In this podcast, Mark and I discuss three law and religion cases either decided by the Supreme Court this term or to be decided next term: Trinity Lutheran, Masterpiece Cakeshop, and IRAP v. Trump.
It is an interesting feature of the culture wars that frequently partisans on both sides believe that it is only those on the other side who are doing the warring. But this new book of essays, “The War on Sex,” edited by David M. Halperin and Trevor Hoppe, puts me in mind of a line by Philip Rieff: culture is the form of fighting before the firing begins. The authors of these essays do not in the least believe that the culture wars are over. Not, at any rate, if the book’s description generally reflects their views. The publisher’s description is below.

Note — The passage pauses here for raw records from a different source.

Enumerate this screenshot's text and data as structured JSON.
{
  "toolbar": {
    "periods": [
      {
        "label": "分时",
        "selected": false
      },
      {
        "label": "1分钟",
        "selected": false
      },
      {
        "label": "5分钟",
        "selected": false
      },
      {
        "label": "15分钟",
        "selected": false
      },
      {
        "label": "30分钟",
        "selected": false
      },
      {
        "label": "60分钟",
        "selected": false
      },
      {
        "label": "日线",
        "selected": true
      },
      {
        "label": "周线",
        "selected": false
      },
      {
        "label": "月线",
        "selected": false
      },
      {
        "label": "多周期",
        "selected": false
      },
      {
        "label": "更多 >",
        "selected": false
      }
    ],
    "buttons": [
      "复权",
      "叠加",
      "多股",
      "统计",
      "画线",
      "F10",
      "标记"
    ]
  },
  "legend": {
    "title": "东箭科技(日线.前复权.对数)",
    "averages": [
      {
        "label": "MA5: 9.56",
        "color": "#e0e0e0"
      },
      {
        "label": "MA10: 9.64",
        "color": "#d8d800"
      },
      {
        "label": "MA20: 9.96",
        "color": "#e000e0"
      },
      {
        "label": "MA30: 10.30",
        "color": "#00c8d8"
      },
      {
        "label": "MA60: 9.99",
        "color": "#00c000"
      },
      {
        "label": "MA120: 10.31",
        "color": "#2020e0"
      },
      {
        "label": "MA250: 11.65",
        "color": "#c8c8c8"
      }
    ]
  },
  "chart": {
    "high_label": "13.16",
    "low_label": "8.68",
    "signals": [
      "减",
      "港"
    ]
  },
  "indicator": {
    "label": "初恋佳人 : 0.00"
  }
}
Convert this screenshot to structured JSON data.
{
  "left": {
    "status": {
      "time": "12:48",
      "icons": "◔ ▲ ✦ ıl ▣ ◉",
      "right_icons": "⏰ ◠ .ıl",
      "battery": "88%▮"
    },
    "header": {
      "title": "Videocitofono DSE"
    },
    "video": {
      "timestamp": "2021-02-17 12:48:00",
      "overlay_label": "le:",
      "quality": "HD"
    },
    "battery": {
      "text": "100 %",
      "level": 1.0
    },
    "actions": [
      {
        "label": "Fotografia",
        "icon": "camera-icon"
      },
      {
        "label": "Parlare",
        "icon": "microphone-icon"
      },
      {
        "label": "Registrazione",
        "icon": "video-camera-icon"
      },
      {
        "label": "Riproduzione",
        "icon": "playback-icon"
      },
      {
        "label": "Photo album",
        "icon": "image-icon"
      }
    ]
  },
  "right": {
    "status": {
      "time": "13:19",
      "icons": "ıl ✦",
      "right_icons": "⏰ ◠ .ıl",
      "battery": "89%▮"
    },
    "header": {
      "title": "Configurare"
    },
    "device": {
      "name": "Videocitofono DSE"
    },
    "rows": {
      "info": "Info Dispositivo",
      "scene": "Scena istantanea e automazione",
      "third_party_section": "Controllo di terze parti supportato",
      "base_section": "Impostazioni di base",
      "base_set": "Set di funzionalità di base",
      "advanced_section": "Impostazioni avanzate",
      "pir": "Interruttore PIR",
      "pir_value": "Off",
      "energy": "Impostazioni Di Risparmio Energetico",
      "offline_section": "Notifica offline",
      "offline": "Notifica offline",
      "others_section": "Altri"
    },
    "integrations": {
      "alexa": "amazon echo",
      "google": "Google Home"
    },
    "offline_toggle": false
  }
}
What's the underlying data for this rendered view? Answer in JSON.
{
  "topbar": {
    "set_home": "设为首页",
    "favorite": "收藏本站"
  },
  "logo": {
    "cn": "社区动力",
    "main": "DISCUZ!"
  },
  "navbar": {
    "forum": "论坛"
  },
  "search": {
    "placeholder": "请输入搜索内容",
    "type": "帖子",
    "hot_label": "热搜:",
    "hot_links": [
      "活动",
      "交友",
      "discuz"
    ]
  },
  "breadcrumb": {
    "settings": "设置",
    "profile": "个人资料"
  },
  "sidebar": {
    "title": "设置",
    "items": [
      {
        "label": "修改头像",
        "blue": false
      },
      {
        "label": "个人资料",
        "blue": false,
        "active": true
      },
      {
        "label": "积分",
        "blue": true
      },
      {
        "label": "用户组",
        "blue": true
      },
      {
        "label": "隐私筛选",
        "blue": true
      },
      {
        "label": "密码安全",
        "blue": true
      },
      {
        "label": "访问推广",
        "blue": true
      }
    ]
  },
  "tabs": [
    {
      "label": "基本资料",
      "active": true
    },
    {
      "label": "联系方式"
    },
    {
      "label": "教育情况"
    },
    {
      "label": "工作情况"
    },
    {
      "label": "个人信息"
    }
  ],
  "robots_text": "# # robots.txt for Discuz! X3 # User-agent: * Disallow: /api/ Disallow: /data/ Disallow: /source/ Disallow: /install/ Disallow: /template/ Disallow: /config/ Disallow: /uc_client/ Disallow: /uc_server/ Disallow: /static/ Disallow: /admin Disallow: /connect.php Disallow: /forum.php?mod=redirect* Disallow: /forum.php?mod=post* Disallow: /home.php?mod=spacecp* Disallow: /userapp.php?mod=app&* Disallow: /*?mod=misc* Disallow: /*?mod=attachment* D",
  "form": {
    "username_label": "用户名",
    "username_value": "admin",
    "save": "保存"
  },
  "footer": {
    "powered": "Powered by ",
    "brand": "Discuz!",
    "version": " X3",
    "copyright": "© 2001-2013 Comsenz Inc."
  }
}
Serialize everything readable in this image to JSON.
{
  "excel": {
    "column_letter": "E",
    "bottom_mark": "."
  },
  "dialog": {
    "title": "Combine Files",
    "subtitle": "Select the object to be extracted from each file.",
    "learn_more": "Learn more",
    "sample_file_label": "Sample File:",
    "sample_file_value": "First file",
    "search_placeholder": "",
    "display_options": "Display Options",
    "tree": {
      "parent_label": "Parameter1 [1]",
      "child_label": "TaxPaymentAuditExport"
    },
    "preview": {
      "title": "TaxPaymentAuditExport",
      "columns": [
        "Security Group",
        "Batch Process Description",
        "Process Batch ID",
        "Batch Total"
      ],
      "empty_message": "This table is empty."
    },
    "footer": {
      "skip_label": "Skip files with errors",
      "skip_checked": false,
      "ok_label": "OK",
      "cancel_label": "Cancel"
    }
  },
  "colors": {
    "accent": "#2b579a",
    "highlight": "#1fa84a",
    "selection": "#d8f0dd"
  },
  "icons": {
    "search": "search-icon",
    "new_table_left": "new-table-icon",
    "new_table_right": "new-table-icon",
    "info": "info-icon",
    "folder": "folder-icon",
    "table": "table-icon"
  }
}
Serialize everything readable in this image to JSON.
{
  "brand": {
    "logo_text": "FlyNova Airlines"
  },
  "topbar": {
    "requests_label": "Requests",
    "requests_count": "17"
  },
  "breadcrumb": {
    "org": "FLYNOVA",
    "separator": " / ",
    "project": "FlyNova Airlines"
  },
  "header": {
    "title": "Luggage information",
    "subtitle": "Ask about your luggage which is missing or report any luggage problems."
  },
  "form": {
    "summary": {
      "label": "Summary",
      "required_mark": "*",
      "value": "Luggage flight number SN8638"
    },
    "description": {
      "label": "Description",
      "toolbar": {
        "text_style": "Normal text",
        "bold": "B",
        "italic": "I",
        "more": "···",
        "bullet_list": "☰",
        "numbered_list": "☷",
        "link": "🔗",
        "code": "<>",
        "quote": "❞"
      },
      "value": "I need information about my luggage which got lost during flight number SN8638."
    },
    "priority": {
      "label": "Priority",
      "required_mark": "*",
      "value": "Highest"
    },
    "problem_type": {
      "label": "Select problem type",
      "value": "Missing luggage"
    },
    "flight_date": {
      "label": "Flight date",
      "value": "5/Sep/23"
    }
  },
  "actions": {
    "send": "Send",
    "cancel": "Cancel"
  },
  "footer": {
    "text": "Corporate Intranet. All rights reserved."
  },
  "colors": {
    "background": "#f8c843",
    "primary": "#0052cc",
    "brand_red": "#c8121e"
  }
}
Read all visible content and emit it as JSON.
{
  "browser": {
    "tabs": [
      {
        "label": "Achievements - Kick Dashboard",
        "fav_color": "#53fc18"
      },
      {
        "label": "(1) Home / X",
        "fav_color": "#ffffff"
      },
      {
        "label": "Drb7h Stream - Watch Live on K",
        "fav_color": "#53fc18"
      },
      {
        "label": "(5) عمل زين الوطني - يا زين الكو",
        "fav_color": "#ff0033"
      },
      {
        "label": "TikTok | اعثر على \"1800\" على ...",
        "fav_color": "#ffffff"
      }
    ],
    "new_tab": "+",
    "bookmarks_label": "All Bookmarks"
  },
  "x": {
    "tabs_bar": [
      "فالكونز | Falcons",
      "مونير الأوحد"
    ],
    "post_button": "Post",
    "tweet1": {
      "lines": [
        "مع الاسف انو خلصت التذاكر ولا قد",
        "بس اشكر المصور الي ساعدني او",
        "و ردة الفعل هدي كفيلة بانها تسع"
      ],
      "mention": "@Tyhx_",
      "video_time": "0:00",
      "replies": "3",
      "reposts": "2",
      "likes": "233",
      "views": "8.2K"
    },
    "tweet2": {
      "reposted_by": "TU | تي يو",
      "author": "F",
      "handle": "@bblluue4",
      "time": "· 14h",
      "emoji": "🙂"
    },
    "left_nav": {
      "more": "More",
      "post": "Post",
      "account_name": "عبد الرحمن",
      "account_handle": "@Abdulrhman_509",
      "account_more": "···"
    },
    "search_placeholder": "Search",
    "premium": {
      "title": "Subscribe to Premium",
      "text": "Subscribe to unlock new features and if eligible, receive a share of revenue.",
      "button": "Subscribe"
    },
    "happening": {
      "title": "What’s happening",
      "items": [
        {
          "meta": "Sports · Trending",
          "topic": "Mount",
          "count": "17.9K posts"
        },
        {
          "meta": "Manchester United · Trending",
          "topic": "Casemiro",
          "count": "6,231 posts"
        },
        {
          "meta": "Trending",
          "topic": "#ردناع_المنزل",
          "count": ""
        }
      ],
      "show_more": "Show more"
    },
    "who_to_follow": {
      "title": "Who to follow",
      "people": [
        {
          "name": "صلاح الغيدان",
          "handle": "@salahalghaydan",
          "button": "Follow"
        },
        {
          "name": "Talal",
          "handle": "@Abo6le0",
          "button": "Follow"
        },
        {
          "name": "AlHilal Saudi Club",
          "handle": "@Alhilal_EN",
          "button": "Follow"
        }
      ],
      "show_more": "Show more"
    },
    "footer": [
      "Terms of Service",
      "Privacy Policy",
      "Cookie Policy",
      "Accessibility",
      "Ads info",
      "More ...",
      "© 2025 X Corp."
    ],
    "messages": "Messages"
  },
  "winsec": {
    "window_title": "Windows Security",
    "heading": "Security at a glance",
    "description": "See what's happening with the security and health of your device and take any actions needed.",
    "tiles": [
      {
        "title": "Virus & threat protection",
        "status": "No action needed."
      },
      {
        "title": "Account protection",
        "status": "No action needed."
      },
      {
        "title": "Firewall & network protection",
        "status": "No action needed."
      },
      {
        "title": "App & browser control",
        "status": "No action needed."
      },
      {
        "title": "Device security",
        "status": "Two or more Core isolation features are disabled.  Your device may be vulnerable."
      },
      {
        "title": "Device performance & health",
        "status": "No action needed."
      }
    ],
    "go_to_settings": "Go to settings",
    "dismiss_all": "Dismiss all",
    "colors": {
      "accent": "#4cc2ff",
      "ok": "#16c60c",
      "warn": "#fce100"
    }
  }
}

The past fifty years are conventionally understood to have witnessed an uninterrupted expansion of sexual rights and liberties in the United States. This state-of-the-art collection tells a different story: while progress has been made in marriage equality, reproductive rights, access to birth control, and other areas, government and civil society are waging a war on stigmatized sex by means of law, surveillance, and social control. The contributors document the history and operation of sex offender registries and the criminalization of HIV, as well as highly punitive measures against sex work that do more to harm women than to combat human trafficking. They reveal that sex crimes are punished more harshly than other crimes, while new legal and administrative regulations drastically restrict who is permitted to have sex. By examining how the ever-intensifying war on sex affects both privileged and marginalized communities, the essays collected here show why sexual liberation is indispensable to social justice and human rights.